December 17, 2011 by Dan Swinhoe
A) An apology for Loutallica and ‘Lulu’?
B) A present for the fans coincide with the recent 30th anniversary concerts?
C) Cash in?
[NOTE: Far too much ink & megabytes have been dedicated to ‘Lulu’ already, so mentioning it shall be avoided where possible]
‘Death Magnetic’ was an interesting album. Interesting in that it despite all songs being fairly decent and lasting a marathon 70 minutes, absolutely nothing of that album stuck. I can’t recite you a line or air guitar you a note. Yet forgettable as it was, it sold something like 400,000 copes in a week, was received like the messiah when it was definitely just a naughty boy.
‘Beyond Magnet’ is a four track EP, given as a gift to the patrons of the Metalli-club (Who still has fanclubs these days?) and available as a download to us peons. Is it good? Fairly, yes. Is it overlong? Of course. But Metallica have become a band so professional they write solid yet unspectacular songs in their sleep.
As these never made it onto the finished product they sound a lot more raw, and the benefit from not being as polished as DM. Quite why the biggest Metal band in the world suffer with sound difficulties on albums is a mystery.Stylistically there’s a few more ideas than most of the songs on DM featured. ‘Just A Bullet Away’ has snippets that remind of both ‘…And Justice For All’ and the black album, then left turns into a clean instrumental sections that scream early Mastodon. The slow opener on ‘Rebel Of Babylon’ makes way for a pure thrash riff and a rocky Diamond Head inspired chorus.
Lyrically ‘Beyond…’ is above the likes of “I AM THE TABLE!” and settles back nicely into the mindset of Hetfield’s psyche.
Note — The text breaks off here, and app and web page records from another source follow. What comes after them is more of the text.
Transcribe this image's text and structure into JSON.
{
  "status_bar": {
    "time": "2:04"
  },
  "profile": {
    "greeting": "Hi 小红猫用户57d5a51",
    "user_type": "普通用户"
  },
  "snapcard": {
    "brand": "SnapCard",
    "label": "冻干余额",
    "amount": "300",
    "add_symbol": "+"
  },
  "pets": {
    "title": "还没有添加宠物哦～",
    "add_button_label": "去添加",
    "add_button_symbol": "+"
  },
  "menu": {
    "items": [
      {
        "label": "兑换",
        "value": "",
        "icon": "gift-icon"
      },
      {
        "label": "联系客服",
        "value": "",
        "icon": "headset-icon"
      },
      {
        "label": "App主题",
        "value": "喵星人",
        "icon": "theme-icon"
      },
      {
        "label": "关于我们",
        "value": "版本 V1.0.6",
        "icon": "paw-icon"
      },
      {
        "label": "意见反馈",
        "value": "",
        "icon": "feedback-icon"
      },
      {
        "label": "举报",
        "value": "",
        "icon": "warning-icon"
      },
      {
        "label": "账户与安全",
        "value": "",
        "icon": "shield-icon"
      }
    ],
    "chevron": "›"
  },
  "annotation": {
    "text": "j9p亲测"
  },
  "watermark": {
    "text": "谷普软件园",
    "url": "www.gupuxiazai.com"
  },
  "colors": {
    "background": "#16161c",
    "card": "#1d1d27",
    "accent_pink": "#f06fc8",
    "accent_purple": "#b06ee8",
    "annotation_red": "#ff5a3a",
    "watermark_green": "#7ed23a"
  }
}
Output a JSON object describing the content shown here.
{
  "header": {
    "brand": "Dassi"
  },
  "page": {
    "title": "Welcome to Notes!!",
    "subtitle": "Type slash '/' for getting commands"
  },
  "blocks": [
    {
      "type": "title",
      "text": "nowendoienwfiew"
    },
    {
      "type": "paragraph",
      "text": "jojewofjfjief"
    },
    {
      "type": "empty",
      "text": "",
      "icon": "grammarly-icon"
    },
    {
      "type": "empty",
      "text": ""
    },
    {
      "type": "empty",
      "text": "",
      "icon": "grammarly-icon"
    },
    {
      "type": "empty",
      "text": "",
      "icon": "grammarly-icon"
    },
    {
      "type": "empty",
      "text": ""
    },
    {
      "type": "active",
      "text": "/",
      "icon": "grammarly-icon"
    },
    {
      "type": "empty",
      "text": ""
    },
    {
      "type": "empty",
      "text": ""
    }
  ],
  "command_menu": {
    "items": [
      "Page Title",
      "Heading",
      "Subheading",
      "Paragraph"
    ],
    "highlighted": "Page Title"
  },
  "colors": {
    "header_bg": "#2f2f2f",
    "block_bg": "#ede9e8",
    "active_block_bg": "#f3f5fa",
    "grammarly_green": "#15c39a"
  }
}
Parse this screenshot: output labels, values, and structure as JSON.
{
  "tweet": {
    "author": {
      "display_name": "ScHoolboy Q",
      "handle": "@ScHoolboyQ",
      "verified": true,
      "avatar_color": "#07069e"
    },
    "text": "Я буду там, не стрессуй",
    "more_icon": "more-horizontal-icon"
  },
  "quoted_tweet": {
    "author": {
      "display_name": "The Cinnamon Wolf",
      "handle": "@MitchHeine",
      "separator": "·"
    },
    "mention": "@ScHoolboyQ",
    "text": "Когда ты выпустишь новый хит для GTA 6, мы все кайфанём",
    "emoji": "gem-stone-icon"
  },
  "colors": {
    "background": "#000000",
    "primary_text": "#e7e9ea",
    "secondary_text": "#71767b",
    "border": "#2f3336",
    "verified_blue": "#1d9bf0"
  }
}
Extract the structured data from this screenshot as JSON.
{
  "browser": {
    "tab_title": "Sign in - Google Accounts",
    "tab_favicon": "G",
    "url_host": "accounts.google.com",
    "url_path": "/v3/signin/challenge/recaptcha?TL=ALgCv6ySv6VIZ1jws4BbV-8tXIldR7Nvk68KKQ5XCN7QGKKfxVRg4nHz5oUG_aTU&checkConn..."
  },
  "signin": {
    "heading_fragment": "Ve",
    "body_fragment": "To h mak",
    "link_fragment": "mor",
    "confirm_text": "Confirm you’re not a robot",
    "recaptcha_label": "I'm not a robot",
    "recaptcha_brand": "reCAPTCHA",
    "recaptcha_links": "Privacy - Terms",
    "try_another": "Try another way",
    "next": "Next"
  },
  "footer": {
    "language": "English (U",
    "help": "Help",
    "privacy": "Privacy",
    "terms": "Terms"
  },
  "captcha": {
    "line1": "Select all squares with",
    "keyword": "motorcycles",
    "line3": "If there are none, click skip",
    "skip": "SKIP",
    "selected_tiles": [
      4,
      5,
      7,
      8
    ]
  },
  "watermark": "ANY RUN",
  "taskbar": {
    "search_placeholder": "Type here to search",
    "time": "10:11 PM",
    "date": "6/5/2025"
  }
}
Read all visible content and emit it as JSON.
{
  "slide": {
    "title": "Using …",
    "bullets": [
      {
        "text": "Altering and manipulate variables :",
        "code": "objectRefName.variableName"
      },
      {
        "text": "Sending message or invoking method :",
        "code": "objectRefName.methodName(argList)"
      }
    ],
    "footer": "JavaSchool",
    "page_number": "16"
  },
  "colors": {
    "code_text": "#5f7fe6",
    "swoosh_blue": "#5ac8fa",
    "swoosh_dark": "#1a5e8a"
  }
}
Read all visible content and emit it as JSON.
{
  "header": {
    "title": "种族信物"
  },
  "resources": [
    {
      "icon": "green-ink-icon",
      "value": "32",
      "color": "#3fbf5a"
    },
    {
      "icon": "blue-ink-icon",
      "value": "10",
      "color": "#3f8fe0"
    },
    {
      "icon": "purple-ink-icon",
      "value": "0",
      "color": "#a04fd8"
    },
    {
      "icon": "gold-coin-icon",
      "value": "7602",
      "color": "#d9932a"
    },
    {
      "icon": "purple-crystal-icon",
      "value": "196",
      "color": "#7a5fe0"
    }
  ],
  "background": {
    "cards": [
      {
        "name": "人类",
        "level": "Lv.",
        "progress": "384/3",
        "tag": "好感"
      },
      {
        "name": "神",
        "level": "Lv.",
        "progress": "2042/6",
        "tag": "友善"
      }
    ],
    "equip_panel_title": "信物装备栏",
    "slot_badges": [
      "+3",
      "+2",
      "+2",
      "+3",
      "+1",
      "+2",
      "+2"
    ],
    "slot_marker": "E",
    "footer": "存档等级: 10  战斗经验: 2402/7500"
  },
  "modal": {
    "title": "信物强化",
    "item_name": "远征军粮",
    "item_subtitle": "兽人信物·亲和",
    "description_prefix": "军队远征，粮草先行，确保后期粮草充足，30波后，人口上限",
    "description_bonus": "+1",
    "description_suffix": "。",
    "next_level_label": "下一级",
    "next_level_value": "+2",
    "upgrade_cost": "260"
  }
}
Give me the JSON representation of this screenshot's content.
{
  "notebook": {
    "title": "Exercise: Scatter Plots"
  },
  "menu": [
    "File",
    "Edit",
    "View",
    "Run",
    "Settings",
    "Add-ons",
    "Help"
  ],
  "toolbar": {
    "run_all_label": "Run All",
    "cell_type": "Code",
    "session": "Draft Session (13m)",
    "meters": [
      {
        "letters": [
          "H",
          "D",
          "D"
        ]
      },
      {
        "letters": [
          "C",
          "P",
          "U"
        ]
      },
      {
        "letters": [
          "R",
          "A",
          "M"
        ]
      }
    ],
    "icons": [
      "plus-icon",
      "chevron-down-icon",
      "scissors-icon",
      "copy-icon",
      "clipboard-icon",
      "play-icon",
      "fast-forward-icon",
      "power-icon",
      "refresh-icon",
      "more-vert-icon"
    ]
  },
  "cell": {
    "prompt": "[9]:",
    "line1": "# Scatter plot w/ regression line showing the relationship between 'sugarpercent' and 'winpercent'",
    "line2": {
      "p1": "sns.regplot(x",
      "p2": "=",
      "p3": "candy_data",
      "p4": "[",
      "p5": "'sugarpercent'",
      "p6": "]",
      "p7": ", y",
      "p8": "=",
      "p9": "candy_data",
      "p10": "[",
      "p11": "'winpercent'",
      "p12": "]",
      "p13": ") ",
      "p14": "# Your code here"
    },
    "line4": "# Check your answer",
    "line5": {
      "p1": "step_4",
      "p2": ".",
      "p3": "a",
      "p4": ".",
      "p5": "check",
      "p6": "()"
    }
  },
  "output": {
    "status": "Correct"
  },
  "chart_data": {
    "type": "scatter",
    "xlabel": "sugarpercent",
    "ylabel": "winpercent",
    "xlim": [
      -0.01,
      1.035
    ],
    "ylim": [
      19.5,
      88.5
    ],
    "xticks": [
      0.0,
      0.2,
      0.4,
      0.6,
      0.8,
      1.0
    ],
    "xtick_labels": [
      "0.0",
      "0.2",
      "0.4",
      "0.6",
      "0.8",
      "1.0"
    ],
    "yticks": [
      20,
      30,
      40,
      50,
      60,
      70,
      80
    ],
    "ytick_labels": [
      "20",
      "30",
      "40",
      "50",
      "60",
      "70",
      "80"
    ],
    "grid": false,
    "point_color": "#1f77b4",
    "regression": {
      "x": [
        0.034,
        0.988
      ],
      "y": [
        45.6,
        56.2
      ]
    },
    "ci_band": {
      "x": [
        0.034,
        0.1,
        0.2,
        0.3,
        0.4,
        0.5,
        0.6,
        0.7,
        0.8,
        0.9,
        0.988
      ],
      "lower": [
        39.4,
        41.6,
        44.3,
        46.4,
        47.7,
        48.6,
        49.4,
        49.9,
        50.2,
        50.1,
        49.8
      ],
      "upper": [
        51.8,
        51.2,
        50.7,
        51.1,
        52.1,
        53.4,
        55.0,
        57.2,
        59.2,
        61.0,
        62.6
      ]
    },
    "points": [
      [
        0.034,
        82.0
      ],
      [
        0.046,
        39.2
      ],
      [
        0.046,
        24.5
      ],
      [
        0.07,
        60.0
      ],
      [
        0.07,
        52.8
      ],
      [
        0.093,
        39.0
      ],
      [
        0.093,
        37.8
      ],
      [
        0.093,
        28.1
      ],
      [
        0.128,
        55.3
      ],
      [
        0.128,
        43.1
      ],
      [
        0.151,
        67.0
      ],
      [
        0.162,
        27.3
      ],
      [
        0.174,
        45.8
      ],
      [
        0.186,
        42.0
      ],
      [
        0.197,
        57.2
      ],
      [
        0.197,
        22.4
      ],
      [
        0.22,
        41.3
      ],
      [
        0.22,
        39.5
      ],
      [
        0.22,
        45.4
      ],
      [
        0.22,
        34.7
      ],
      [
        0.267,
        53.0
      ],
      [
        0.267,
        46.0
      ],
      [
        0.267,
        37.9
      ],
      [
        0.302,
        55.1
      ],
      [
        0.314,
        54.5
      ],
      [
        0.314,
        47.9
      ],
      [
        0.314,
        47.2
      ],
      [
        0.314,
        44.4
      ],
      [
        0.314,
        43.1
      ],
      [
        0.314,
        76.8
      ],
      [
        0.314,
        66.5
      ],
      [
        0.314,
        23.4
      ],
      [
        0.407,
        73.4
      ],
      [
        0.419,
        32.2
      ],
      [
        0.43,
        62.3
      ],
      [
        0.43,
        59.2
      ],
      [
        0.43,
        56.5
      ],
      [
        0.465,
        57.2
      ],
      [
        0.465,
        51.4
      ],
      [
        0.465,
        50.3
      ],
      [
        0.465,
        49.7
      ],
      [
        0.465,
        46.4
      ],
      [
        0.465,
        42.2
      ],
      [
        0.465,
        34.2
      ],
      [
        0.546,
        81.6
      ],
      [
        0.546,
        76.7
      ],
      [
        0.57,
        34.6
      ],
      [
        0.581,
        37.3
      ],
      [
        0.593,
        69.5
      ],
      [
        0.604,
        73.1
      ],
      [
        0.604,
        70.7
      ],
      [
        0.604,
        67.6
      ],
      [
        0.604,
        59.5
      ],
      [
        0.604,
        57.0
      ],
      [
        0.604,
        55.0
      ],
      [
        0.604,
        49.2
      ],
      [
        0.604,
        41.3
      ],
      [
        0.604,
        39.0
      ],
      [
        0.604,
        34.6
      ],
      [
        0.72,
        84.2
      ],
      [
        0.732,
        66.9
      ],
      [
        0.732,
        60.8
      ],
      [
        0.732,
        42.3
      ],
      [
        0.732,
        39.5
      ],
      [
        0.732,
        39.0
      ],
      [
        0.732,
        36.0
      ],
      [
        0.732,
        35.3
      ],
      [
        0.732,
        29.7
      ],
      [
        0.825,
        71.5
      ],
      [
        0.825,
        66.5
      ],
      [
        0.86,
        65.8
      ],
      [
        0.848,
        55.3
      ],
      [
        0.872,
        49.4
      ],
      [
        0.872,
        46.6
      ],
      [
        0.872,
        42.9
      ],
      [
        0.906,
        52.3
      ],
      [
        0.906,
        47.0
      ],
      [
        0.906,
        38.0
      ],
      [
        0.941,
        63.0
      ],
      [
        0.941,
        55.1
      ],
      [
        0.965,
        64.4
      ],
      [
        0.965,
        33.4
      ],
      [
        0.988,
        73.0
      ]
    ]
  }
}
Dying young, heroin, hating things, religious metaphors, digging graves with dirty spoons, it ticks all the boxes of Metallica lyrical themes. His vocals haven’t really changed in the last twenty years and he does another really good job here,
There are plenty of Metal bands around today who can create songs that are so long and intricate yet still exciting and interesting; Opeth, Mastodon, even Machine Head. Metallica stopped being that band 20 years ago (Garage Inc. doesn’t count). It’s a sad fact, but a fact nonetheless. ‘Hell & Back’ is the only song that feels fully formed; There’s a real loud/quiet dynamic that adds a bit of a sinister feel. Coincidence the most coherent track here is the shortest?It also features some nice solo work from Kirk Hammet, he’s on fine form throughout the EP and this is some of his best work since the black album.
Much like DM, most of the tracks here could’ve done with being about a 1/3 shorter. While these may be demos, they sound pretty finished to me, and surely at some point producer Rick Rubin heard these and didn’t think to say, ‘These are good, but trim the edges guys.’ There’s too much fat between the decent passages to really settle in and enjoy the songs without getting fatigue. ‘Hate Train’ starts well and is very reminiscent of ‘Fuel’, then suffers from a clumsy verse, but the bridge and chorus perk the interest back up. It’s annoying when you start to get into a song then just muffs it ups for a few minutes.
What would’ve been a nice treat would have been to throw in their cover of Iron Maiden’s ‘Remember Tomorrow‘ (Originally released by Kerrang back in 2008) a decent number that, as far as I am aware, hasn’t been released since. But that’s just me.
Quality-wise ‘Beyond Magnetic’ sits on pretty much equal footing with its parent album. It’s listenable, with the quality phasing in and out depending on which of the 30 minutes these four tracks gobble up (which is still shorter than ‘Death Magnetic’). Would the world be any different if ‘Hell & Back’ and ‘Rebel Of Babylon’ had replaced ‘Judas Kiss’ and ‘My Apocalypse’? Not at all.
Trying to see the best in people, I think this is B, a nice present for the fans, with a slight hint of cash in. Metallica, while they admit some of the stuff they’ve done is shite, have never apologised. Either way, this will be lapped up by fans and critics, and in truth it’s good to see a band that’s just celebrated 30 years together still brimming with ideas. Even if sometimes the tap needs turning off. What happens for the next album is anyone’s guess.